[YOUR TASK]
Where a line of the following data contains the string "BLBLES", include it in the tally. Report the total alone.

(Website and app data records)
● ● ● ●
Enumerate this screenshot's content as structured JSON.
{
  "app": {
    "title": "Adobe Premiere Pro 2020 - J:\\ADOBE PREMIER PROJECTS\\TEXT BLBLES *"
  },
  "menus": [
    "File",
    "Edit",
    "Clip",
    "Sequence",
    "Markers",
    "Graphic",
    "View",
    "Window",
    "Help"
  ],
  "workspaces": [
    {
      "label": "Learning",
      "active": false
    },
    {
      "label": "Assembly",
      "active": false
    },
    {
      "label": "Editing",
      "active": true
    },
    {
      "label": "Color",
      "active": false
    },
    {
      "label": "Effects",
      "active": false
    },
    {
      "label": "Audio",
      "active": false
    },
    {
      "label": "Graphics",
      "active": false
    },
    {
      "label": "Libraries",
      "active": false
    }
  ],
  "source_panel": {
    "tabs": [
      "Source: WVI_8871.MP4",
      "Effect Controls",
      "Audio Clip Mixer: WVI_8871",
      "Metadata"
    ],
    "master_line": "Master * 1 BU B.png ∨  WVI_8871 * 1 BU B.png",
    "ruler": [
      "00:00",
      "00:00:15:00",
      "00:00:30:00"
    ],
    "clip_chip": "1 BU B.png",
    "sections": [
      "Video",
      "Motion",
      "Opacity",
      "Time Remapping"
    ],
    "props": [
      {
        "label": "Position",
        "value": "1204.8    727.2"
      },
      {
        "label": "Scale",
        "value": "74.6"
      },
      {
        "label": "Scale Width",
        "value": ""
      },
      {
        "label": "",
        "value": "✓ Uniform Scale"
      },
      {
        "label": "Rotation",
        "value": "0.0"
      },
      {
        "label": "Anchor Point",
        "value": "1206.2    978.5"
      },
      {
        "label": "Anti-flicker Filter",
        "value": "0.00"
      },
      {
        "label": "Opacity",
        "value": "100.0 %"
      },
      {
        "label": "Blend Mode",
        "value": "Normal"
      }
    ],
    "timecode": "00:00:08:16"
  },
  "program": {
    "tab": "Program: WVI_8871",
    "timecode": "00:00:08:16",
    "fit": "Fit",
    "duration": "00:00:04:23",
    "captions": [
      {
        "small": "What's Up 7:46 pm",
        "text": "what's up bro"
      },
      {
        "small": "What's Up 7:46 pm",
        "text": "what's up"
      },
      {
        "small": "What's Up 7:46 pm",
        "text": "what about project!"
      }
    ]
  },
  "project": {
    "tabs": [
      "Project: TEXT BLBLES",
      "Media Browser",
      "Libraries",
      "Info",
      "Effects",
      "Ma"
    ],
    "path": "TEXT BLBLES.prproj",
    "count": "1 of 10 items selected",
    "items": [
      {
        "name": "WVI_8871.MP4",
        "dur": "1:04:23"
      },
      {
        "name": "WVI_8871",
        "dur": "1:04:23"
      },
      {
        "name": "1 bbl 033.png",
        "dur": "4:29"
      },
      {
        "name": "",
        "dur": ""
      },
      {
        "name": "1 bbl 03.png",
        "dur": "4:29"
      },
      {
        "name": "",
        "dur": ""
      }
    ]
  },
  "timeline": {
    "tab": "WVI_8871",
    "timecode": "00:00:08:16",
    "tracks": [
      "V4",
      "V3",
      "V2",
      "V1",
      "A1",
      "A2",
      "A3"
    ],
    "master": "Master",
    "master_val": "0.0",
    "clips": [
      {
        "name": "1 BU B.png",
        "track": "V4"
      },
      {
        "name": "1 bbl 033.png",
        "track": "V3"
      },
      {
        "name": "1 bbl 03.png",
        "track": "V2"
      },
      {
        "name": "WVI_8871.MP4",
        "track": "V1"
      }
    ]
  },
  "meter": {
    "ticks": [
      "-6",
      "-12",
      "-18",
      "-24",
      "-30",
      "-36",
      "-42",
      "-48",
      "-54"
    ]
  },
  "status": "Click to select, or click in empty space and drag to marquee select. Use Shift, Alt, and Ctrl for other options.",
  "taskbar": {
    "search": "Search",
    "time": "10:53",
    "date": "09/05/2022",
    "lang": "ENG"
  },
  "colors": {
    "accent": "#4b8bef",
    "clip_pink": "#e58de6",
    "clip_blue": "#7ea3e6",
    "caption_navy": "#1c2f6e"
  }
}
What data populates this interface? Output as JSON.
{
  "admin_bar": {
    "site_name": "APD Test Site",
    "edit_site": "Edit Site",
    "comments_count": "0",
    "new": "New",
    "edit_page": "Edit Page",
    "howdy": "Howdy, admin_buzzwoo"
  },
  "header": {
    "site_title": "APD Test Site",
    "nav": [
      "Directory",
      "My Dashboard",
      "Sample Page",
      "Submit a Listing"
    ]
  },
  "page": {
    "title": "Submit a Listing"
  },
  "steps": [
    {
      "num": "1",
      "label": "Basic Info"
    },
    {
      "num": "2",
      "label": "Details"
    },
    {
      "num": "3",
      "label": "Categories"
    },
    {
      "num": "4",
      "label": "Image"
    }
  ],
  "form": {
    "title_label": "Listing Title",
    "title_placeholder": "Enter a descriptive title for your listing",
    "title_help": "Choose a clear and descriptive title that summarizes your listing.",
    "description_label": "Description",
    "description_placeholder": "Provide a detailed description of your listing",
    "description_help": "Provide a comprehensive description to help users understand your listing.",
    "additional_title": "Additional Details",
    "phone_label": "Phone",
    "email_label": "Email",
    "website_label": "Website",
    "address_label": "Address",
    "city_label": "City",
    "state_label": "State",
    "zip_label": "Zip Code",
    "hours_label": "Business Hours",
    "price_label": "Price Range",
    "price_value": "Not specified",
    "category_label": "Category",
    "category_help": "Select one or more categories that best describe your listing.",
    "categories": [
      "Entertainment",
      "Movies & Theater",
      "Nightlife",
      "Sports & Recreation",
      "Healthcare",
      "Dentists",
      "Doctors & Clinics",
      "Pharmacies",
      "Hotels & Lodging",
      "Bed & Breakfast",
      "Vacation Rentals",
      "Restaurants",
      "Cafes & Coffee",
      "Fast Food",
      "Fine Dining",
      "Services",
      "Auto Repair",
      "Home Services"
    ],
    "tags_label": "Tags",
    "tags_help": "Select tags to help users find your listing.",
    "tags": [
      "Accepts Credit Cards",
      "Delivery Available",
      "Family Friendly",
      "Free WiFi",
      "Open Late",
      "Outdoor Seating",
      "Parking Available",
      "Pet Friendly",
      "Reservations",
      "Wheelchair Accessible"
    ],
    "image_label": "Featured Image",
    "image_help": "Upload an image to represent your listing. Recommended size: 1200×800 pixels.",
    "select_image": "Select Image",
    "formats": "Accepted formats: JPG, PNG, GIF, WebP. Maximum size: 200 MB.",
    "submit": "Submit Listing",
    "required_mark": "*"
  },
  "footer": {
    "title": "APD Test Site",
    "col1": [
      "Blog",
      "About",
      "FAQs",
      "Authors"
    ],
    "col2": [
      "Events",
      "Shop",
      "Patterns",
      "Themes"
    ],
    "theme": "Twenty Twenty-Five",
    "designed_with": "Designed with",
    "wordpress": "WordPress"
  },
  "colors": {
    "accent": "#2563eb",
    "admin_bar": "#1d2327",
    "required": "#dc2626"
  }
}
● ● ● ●
[ANSWER AREA]
3